(Stored data entries)

= = = =

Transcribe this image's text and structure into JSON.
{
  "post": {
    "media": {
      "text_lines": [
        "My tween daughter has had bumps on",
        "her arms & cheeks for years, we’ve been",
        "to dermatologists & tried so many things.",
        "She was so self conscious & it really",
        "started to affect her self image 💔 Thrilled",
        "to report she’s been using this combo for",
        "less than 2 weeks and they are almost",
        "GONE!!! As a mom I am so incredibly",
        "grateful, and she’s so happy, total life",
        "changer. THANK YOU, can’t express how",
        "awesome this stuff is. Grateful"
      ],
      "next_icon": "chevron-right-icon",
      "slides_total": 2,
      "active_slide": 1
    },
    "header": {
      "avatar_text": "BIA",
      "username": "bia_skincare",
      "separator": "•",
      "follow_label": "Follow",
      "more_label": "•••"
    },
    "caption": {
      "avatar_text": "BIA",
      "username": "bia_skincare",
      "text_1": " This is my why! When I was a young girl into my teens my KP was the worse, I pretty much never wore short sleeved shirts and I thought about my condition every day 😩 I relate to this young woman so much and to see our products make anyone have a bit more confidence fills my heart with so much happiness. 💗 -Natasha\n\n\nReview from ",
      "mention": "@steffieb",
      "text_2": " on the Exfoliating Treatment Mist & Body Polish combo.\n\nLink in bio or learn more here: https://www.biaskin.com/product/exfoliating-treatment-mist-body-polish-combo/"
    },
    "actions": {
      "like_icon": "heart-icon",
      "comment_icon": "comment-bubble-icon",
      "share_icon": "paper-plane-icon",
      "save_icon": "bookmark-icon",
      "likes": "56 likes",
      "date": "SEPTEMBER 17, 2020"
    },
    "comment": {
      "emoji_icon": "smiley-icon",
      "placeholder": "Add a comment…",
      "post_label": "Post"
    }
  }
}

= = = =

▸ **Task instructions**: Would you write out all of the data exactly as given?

▸ **Expected output**:
Transcribe this image's text and structure into JSON.
{
  "post": {
    "media": {
      "text_lines": [
        "My tween daughter has had bumps on",
        "her arms & cheeks for years, we’ve been",
        "to dermatologists & tried so many things.",
        "She was so self conscious & it really",
        "started to affect her self image 💔 Thrilled",
        "to report she’s been using this combo for",
        "less than 2 weeks and they are almost",
        "GONE!!! As a mom I am so incredibly",
        "grateful, and she’s so happy, total life",
        "changer. THANK YOU, can’t express how",
        "awesome this stuff is. Grateful"
      ],
      "next_icon": "chevron-right-icon",
      "slides_total": 2,
      "active_slide": 1
    },
    "header": {
      "avatar_text": "BIA",
      "username": "bia_skincare",
      "separator": "•",
      "follow_label": "Follow",
      "more_label": "•••"
    },
    "caption": {
      "avatar_text": "BIA",
      "username": "bia_skincare",
      "text_1": " This is my why! When I was a young girl into my teens my KP was the worse, I pretty much never wore short sleeved shirts and I thought about my condition every day 😩 I relate to this young woman so much and to see our products make anyone have a bit more confidence fills my heart with so much happiness. 💗 -Natasha\n\n\nReview from ",
      "mention": "@steffieb",
      "text_2": " on the Exfoliating Treatment Mist & Body Polish combo.\n\nLink in bio or learn more here: https://www.biaskin.com/product/exfoliating-treatment-mist-body-polish-combo/"
    },
    "actions": {
      "like_icon": "heart-icon",
      "comment_icon": "comment-bubble-icon",
      "share_icon": "paper-plane-icon",
      "save_icon": "bookmark-icon",
      "likes": "56 likes",
      "date": "SEPTEMBER 17, 2020"
    },
    "comment": {
      "emoji_icon": "smiley-icon",
      "placeholder": "Add a comment…",
      "post_label": "Post"
    }
  }
}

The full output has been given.